EXERCISE DESCRIPTION >>
Needed from the entries below: every line that holds the word "label".

PROVIDED ENTRIES >>
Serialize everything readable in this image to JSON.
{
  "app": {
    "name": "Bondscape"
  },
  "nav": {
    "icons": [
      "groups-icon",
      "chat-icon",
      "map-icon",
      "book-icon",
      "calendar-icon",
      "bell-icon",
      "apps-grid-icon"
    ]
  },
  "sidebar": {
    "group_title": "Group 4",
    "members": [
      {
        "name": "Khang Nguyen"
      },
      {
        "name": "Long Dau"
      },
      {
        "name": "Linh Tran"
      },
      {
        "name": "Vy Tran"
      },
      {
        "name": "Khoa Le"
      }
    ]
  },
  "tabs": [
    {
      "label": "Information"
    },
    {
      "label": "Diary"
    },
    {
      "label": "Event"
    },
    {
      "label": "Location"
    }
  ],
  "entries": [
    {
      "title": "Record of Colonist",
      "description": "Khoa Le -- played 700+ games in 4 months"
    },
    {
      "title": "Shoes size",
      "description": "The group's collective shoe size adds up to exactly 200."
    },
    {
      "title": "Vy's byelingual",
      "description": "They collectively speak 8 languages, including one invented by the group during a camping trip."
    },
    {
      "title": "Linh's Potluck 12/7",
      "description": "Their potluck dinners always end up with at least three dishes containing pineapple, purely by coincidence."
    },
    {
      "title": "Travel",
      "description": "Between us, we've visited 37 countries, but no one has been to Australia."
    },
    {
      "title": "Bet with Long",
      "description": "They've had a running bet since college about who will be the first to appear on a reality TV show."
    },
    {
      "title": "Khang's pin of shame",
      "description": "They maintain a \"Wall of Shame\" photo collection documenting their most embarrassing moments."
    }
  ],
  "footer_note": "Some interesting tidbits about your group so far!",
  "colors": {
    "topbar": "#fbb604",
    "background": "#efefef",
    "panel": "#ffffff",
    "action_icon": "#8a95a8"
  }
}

TASK ANSWER >>
      "label": "Information"
      "label": "Diary"
      "label": "Event"
      "label": "Location"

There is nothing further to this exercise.